Did Twitter and YouTube help the PM reach Canadians in his latest battle with the media?
More of us are faced with the first world decision of having to pay for online news from traditional news organizations. It’s not simply about money.
To be seen as relevant, journalists and content creators must be attentive to online chatter and be able to tell stories to their audiences in short segments — digestible sizes with the most important-in-the-moment information.
I received a request to publish some statistics on the firestorm ignited by Senator Patrick Brazeau’s now famous tweet. Let’s start by noting a typical day involves only about 30 tweets from and referencing Senator Brazeau’s Twitter account, @TheBrazman. Yesterday was not a typical day. Yesterday, there were 5,074 tweets, including the 12 issued by […]

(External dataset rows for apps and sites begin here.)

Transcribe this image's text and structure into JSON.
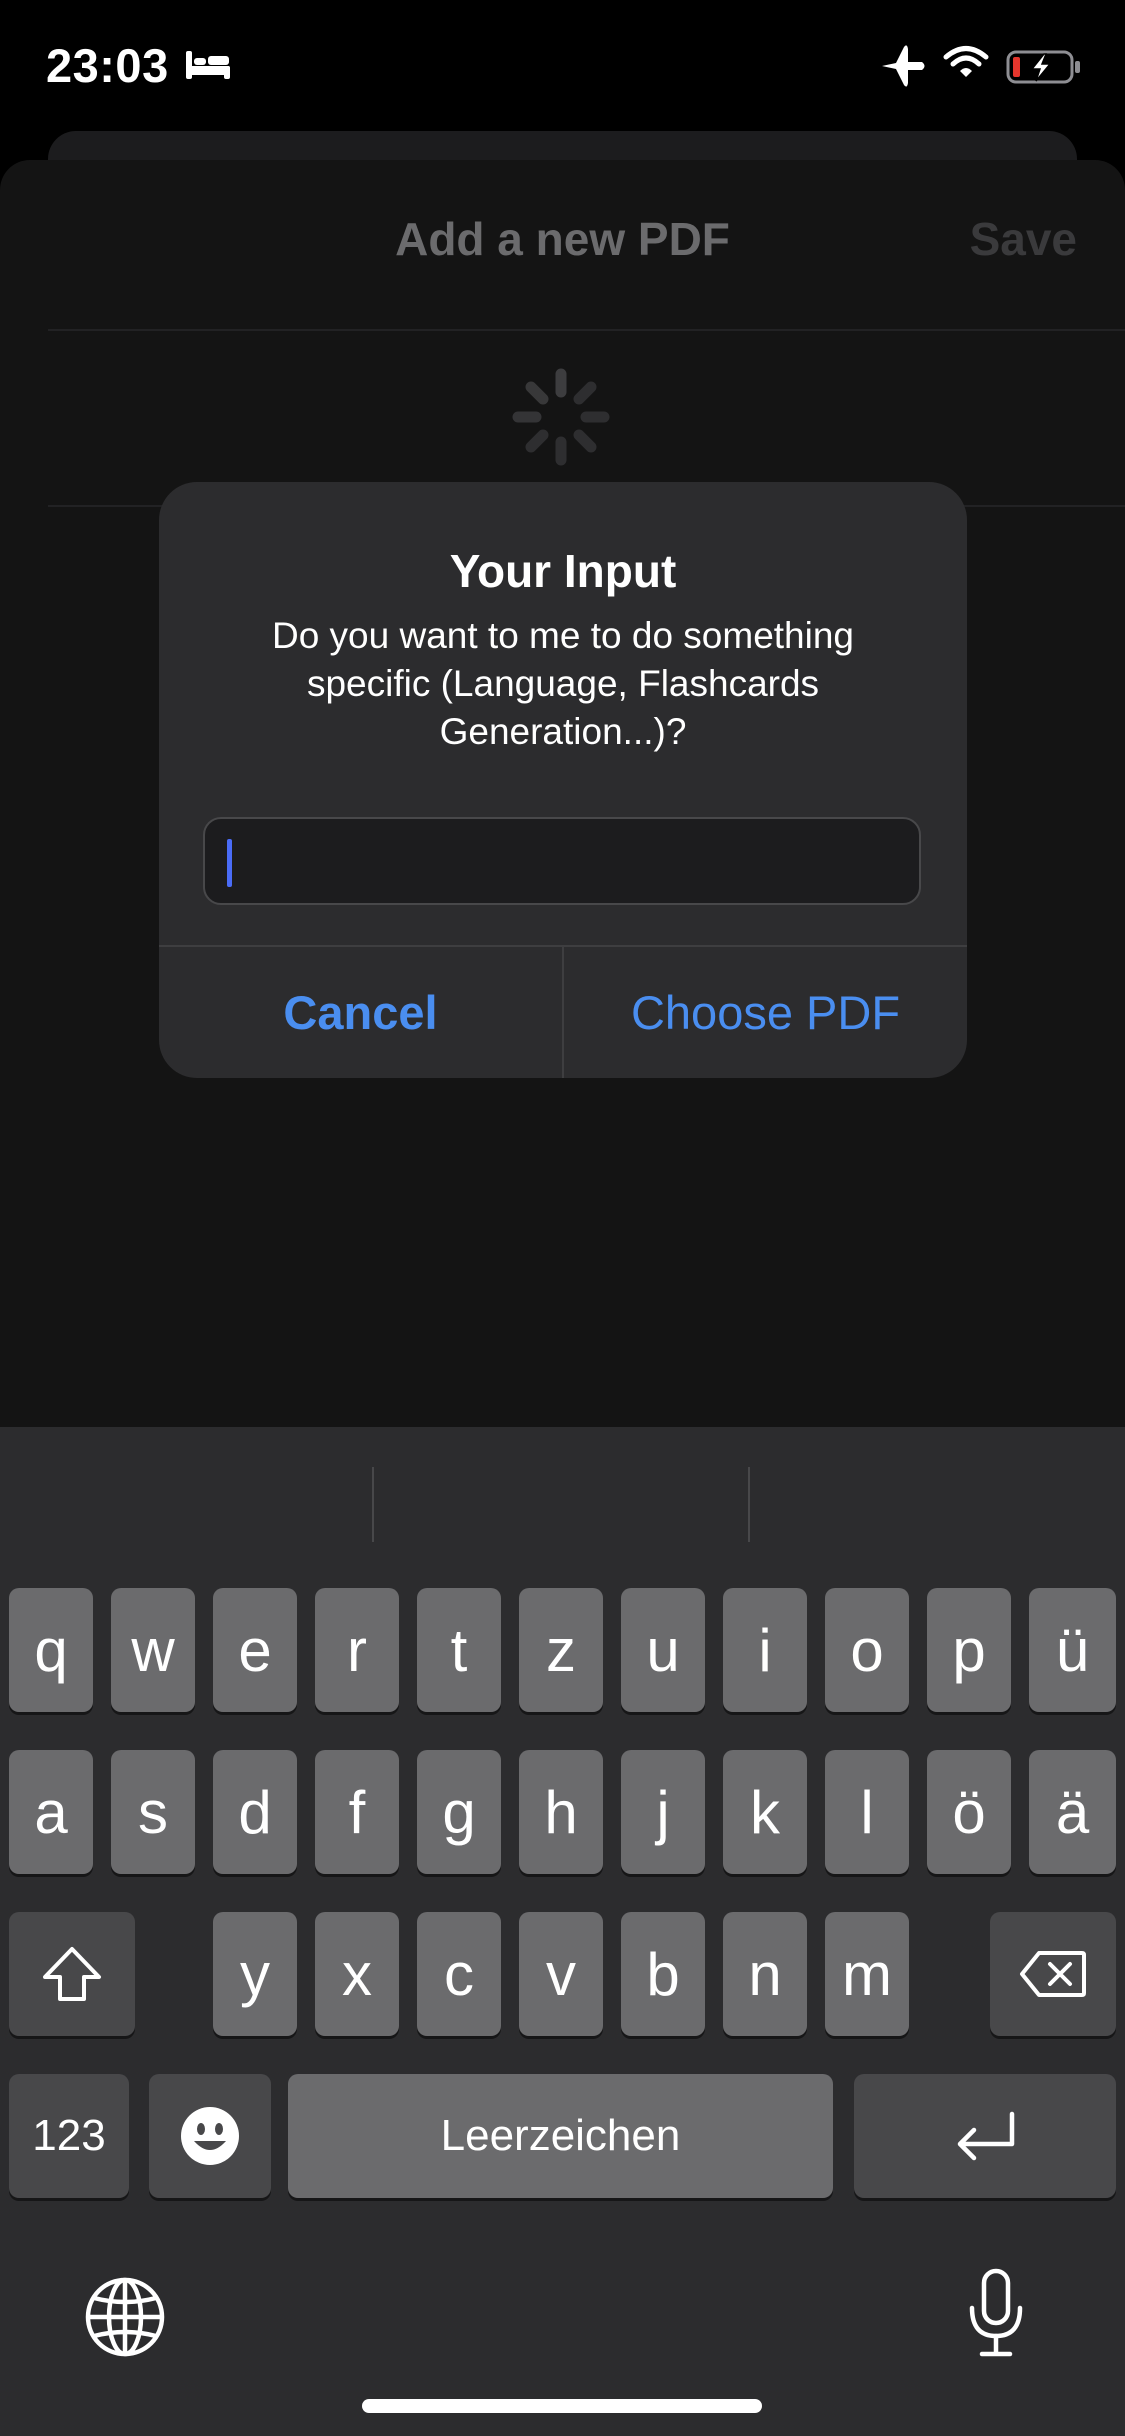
{
  "status_bar": {
    "time": "23:03",
    "icons": [
      "bed-icon",
      "airplane-icon",
      "wifi-icon",
      "battery-charging-icon"
    ],
    "battery_color": "#e5362d"
  },
  "sheet": {
    "title": "Add a new PDF",
    "save_label": "Save",
    "loading_icon": "activity-spinner-icon"
  },
  "alert": {
    "title": "Your Input",
    "message": "Do you want to me to do something specific (Language, Flashcards Generation...)?",
    "input_value": "",
    "cancel_label": "Cancel",
    "confirm_label": "Choose PDF",
    "accent_color": "#4a8ef0"
  },
  "keyboard": {
    "row1": [
      "q",
      "w",
      "e",
      "r",
      "t",
      "z",
      "u",
      "i",
      "o",
      "p",
      "ü"
    ],
    "row2": [
      "a",
      "s",
      "d",
      "f",
      "g",
      "h",
      "j",
      "k",
      "l",
      "ö",
      "ä"
    ],
    "row3": [
      "y",
      "x",
      "c",
      "v",
      "b",
      "n",
      "m"
    ],
    "numbers_label": "123",
    "space_label": "Leerzeichen",
    "icons": [
      "shift-icon",
      "delete-icon",
      "emoji-icon",
      "return-icon",
      "globe-icon",
      "microphone-icon"
    ]
  }
}
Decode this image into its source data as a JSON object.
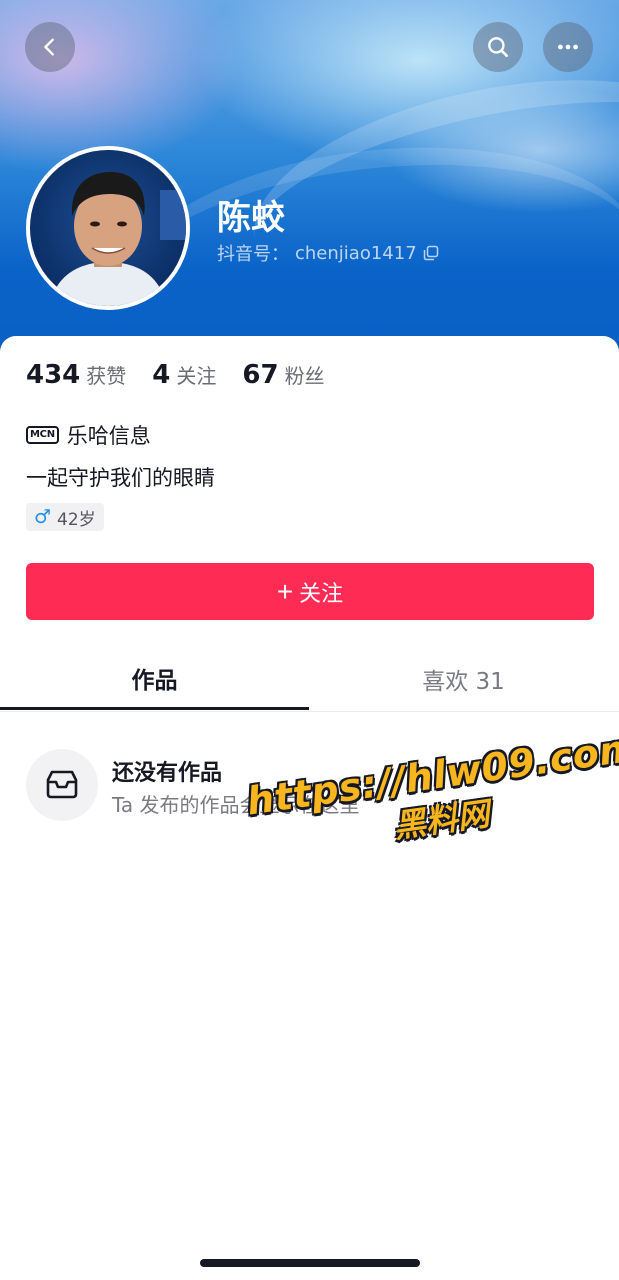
{
  "header": {
    "back_icon": "chevron-left-icon",
    "search_icon": "search-icon",
    "more_icon": "more-dots-icon"
  },
  "profile": {
    "name": "陈蛟",
    "douyin_id_label": "抖音号：",
    "douyin_id": "chenjiao1417",
    "copy_icon": "copy-icon"
  },
  "stats": [
    {
      "value": "434",
      "label": "获赞"
    },
    {
      "value": "4",
      "label": "关注"
    },
    {
      "value": "67",
      "label": "粉丝"
    }
  ],
  "mcn": {
    "badge": "MCN",
    "name": "乐哈信息"
  },
  "bio": "一起守护我们的眼睛",
  "tag": {
    "icon": "male-icon",
    "symbol": "♂",
    "text": "42岁"
  },
  "follow_button": {
    "icon": "+",
    "label": "关注"
  },
  "tabs": [
    {
      "label": "作品",
      "active": true
    },
    {
      "label": "喜欢 31",
      "active": false
    }
  ],
  "empty_state": {
    "icon": "inbox-tray-icon",
    "title": "还没有作品",
    "subtitle": "Ta 发布的作品会显示在这里"
  },
  "watermark": {
    "url": "https://hlw09.com",
    "text": "黑料网"
  },
  "colors": {
    "accent": "#fe2c55",
    "banner_blue": "#0a63c8",
    "watermark_yellow": "#f7b51e"
  }
}
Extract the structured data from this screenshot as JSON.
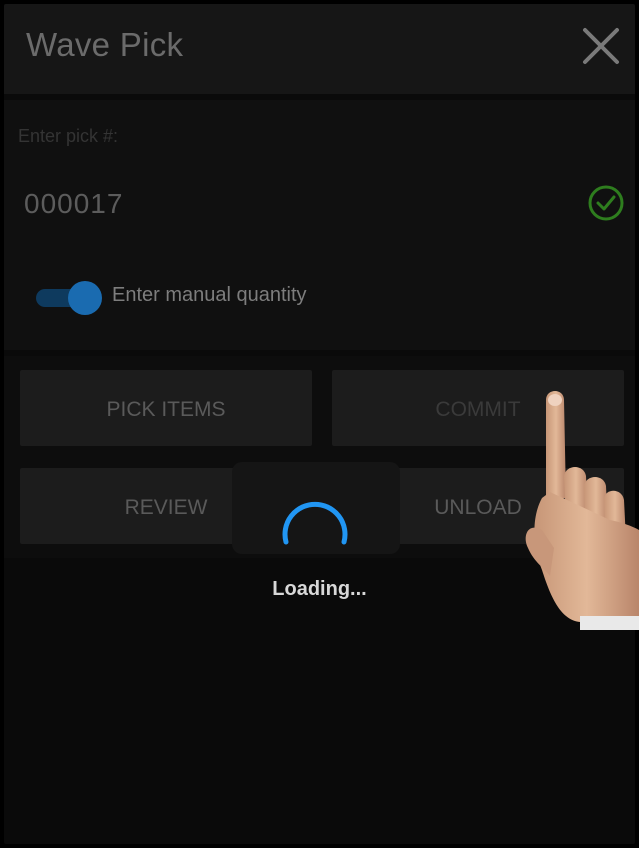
{
  "header": {
    "title": "Wave Pick",
    "close_icon": "close-icon"
  },
  "form": {
    "pick_label": "Enter pick #:",
    "pick_value": "000017",
    "valid_icon": "check-circle-icon",
    "manual_quantity_label": "Enter manual quantity",
    "manual_quantity_enabled": true
  },
  "actions": {
    "pick_items": "PICK ITEMS",
    "commit": "COMMIT",
    "review": "REVIEW",
    "unload": "UNLOAD"
  },
  "overlay": {
    "loading_text": "Loading..."
  },
  "colors": {
    "accent_blue": "#1a6bb0",
    "valid_green": "#2e7d1e",
    "spinner_blue": "#2196f3"
  }
}
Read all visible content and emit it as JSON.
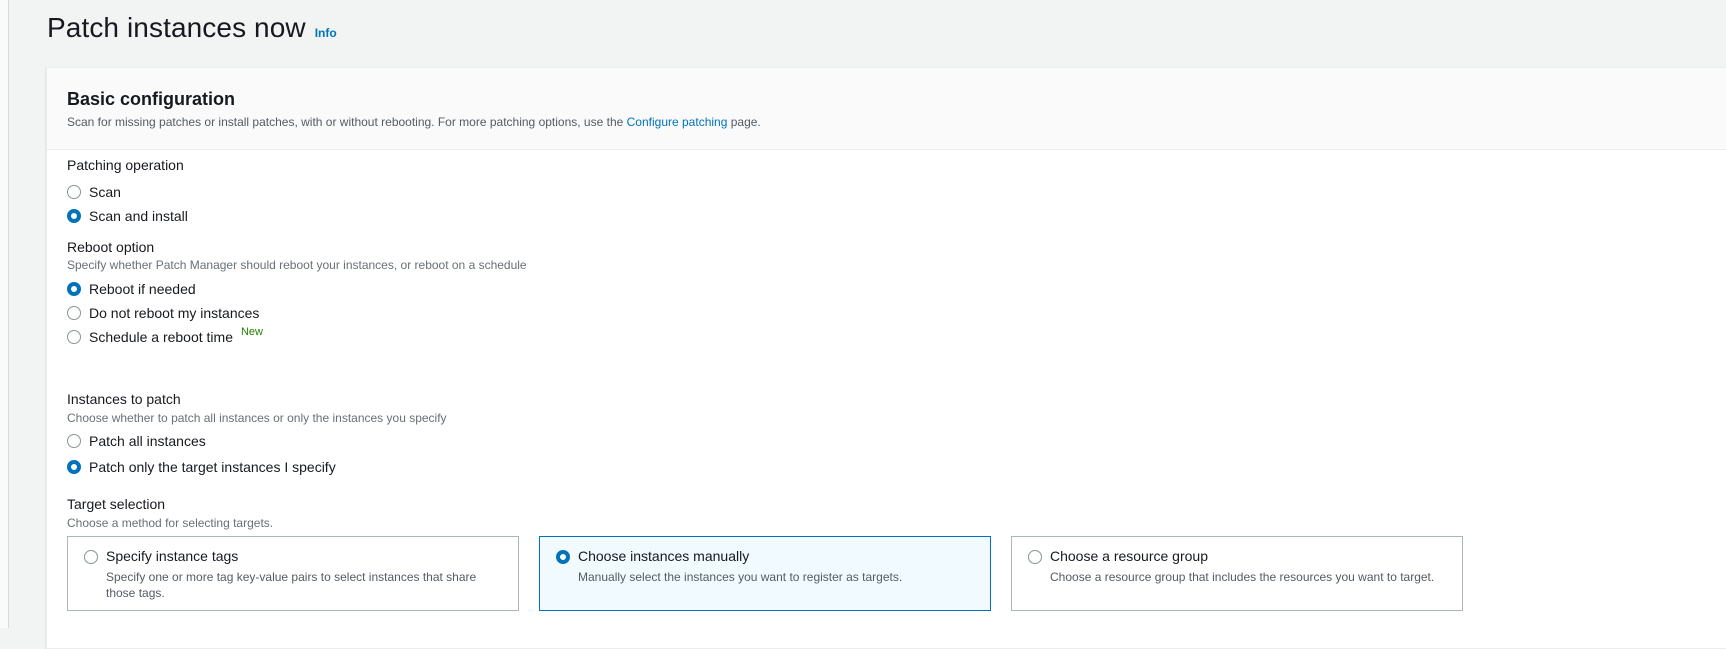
{
  "page": {
    "title": "Patch instances now",
    "info_link": "Info"
  },
  "panel": {
    "title": "Basic configuration",
    "desc_prefix": "Scan for missing patches or install patches, with or without rebooting. For more patching options, use the",
    "desc_link": "Configure patching",
    "desc_suffix": "page."
  },
  "patching_operation": {
    "label": "Patching operation",
    "options": [
      {
        "label": "Scan",
        "selected": false
      },
      {
        "label": "Scan and install",
        "selected": true
      }
    ]
  },
  "reboot_option": {
    "label": "Reboot option",
    "description": "Specify whether Patch Manager should reboot your instances, or reboot on a schedule",
    "options": [
      {
        "label": "Reboot if needed",
        "selected": true
      },
      {
        "label": "Do not reboot my instances",
        "selected": false
      },
      {
        "label": "Schedule a reboot time",
        "selected": false,
        "badge": "New"
      }
    ]
  },
  "instances_to_patch": {
    "label": "Instances to patch",
    "description": "Choose whether to patch all instances or only the instances you specify",
    "options": [
      {
        "label": "Patch all instances",
        "selected": false
      },
      {
        "label": "Patch only the target instances I specify",
        "selected": true
      }
    ]
  },
  "target_selection": {
    "label": "Target selection",
    "description": "Choose a method for selecting targets.",
    "tiles": [
      {
        "title": "Specify instance tags",
        "description": "Specify one or more tag key-value pairs to select instances that share those tags.",
        "selected": false
      },
      {
        "title": "Choose instances manually",
        "description": "Manually select the instances you want to register as targets.",
        "selected": true
      },
      {
        "title": "Choose a resource group",
        "description": "Choose a resource group that includes the resources you want to target.",
        "selected": false
      }
    ]
  },
  "colors": {
    "accent": "#0073bb",
    "new_badge": "#1d8102",
    "selected_tile_bg": "#f1faff"
  }
}
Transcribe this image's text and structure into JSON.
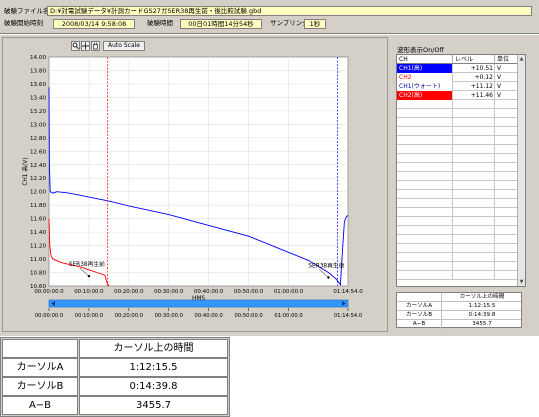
{
  "header": {
    "file_label": "破験ファイル名",
    "file_path": "D:¥対電試験データ¥計測カードGS27ガSER38再生前・後比較試験.gbd",
    "start_label": "破験開始時刻",
    "start_value": "2008/03/14 9:58:08",
    "duration_label": "破験時間",
    "duration_value": "00日01時間14分54秒",
    "sampling_label": "サンプリング間隔",
    "sampling_value": "1秒"
  },
  "toolbar": {
    "zoom_icon": "zoom-icon",
    "cross_icon": "crosshair-icon",
    "hand_icon": "pan-hand-icon",
    "auto_scale_label": "Auto Scale"
  },
  "chart_data": {
    "type": "line",
    "ylabel": "CH1 高(V)",
    "xlabel": "HMS",
    "ylim": [
      10.6,
      14.0
    ],
    "y_ticks": [
      "14.00",
      "13.80",
      "13.60",
      "13.40",
      "13.20",
      "13.00",
      "12.80",
      "12.60",
      "12.40",
      "12.20",
      "12.00",
      "11.80",
      "11.60",
      "11.40",
      "11.20",
      "11.00",
      "10.80",
      "10.60"
    ],
    "x_ticks": [
      "00:00:00.0",
      "00:10:00.0",
      "00:20:00.0",
      "00:30:00.0",
      "00:40:00.0",
      "00:50:00.0",
      "01:00:00.0",
      "01:14:54.0"
    ],
    "x_ticks_slider": [
      "00:00:00.0",
      "00:10:00.0",
      "00:20:00.0",
      "00:30:00.0",
      "00:40:00.0",
      "00:50:00.0",
      "01:00:00.0",
      "01:14:54.0"
    ],
    "xlim_minutes": [
      0,
      74.9
    ],
    "series": [
      {
        "color": "#0000ff",
        "x_minutes": [
          0,
          0.1,
          0.3,
          1,
          2,
          5,
          10,
          15,
          20,
          30,
          40,
          50,
          60,
          65,
          70,
          72,
          73,
          73.6,
          74,
          74.5,
          74.9
        ],
        "y": [
          13.55,
          12.4,
          12.0,
          11.98,
          12.0,
          11.98,
          11.92,
          11.86,
          11.79,
          11.66,
          11.5,
          11.34,
          11.1,
          10.98,
          10.8,
          10.7,
          10.62,
          11.2,
          11.55,
          11.63,
          11.65
        ]
      },
      {
        "color": "#ff0000",
        "x_minutes": [
          0,
          0.2,
          0.5,
          1,
          3,
          5,
          8,
          10,
          12,
          14,
          14.5,
          15
        ],
        "y": [
          11.6,
          11.2,
          11.05,
          11.0,
          10.95,
          10.92,
          10.88,
          10.84,
          10.8,
          10.76,
          10.65,
          10.6
        ]
      }
    ],
    "cursors": [
      {
        "name": "cursor-b",
        "color": "#ff0000",
        "x_minutes": 14.66
      },
      {
        "name": "cursor-a",
        "color": "#0000ff",
        "x_minutes": 72.26
      }
    ],
    "annotations": [
      {
        "text": "SER38再生前",
        "x_minutes": 10.0,
        "y": 10.88
      },
      {
        "text": "SER38再生後",
        "x_minutes": 70.0,
        "y": 10.86
      }
    ],
    "slider_range_minutes": [
      0,
      74.9
    ]
  },
  "side_panel": {
    "title": "波形表示On/Off",
    "headers": [
      "CH",
      "レベル",
      "単位"
    ],
    "rows": [
      {
        "ch": "CH1(高)",
        "level": "+10.51",
        "unit": "V",
        "bg": "#0000ff",
        "fg": "#ffffff"
      },
      {
        "ch": "CH2",
        "level": "+0.12",
        "unit": "V",
        "bg": "#ffffff",
        "fg": "#ff0000"
      },
      {
        "ch": "CH1(ウォート)",
        "level": "+11.12",
        "unit": "V",
        "bg": "#ffffff",
        "fg": "#0000a0"
      },
      {
        "ch": "CH2(高)",
        "level": "+11.46",
        "unit": "V",
        "bg": "#ff0000",
        "fg": "#ffffff"
      }
    ],
    "empty_rows": 20,
    "scroll_up": "▲",
    "scroll_down": "▼"
  },
  "cursor_table": {
    "header": "カーソル上の時間",
    "rows": [
      {
        "label": "カーソルA",
        "value": "1:12:15.5"
      },
      {
        "label": "カーソルB",
        "value": "0:14:39.8"
      },
      {
        "label": "A−B",
        "value": "3455.7"
      }
    ]
  },
  "colors": {
    "panel": "#d4d0c8",
    "field": "#ffffc0",
    "plot_bg": "#ffffff",
    "grid": "#e2e2e2",
    "slider": "#3399ff"
  }
}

Perhaps you’ve heard of Hélène Campbell. She’s a 20 year-young woman in need of a double-lung transplant. If you have heard of her, it’s because of social media. Rather than silently hope people are signing organ donor cards to help her and others like her, Hélène and her friends have put organ donation into the public […]
Media that “resonates” attracts and engages audiences. This is particularly important in public affairs. There are countless examples. Recently, the #Kody2012 campaign serves as a macro scale example, and #BeAnOrganDonor on the comparatively micro scale. In today’s Conference Saturday, Age of Persuasion co-creator and then-writer Mike Tennant examines the role of creative in the modern age […]
The #kony2012 campaign, an effort to bring Ugandan warlord Joseph Kony to justice, is succeeding in its efforts to achieve a mass of public awareness. The online buzz has attracted a lot of mainstream media attention. I was a guest of CTV Newchannel’s Afternoon Express today to speak about the elements that have made #kony2012 […]
This year’s Take the Leap From Good to Great! Forum wrapped up with a strong panel brought together to examine how social media is shaping daily news content. Joe Thornley, Mel Coulson and Scott Hannant explored three main themes: how media has shaped their own consumption habits, how competition from social media has forced news organizations to […]
Kevin McGowan, Kathleen Petty and I had a great conversation about the present state podcasting during a segment on CBC Ottawa Morning. The catalyst for the discussion is the recent announcement by Kevin that he’s putting an end to his popular music podcast, The Ruckus. The conversation largely hinged on the fact that most podcasters produce their podcasts […]
Alexandra Samuel has been expressing concern over what she frames as a new culture of citizen surveillance. Ms. Samuel is Director of the Social and Interactive Media Centre at Emily Carr University of Art and Design and her comments are a response to the waves of photos and videos of the Vancouver rioters; documentation that […]
Gillian Shaw has a piece in the Vancouver Sun from two days ago in which she describes an organized effort to challenge the antiquated Canada Elections Act media blackout clause (see Canadians vow to break election day Twitter ban). Basically, the law states that election results from one poll can not be broadcast to other […]
I was part of a Canadian Journalism Foundation forum called “Social Media Meets Traditional Election Coverage” last night. It was the first time I’d been in front of a room full of journalists. At times I felt like I was in a scrum. There evening was filled with tough questions, skepticism and curiosity. By all […]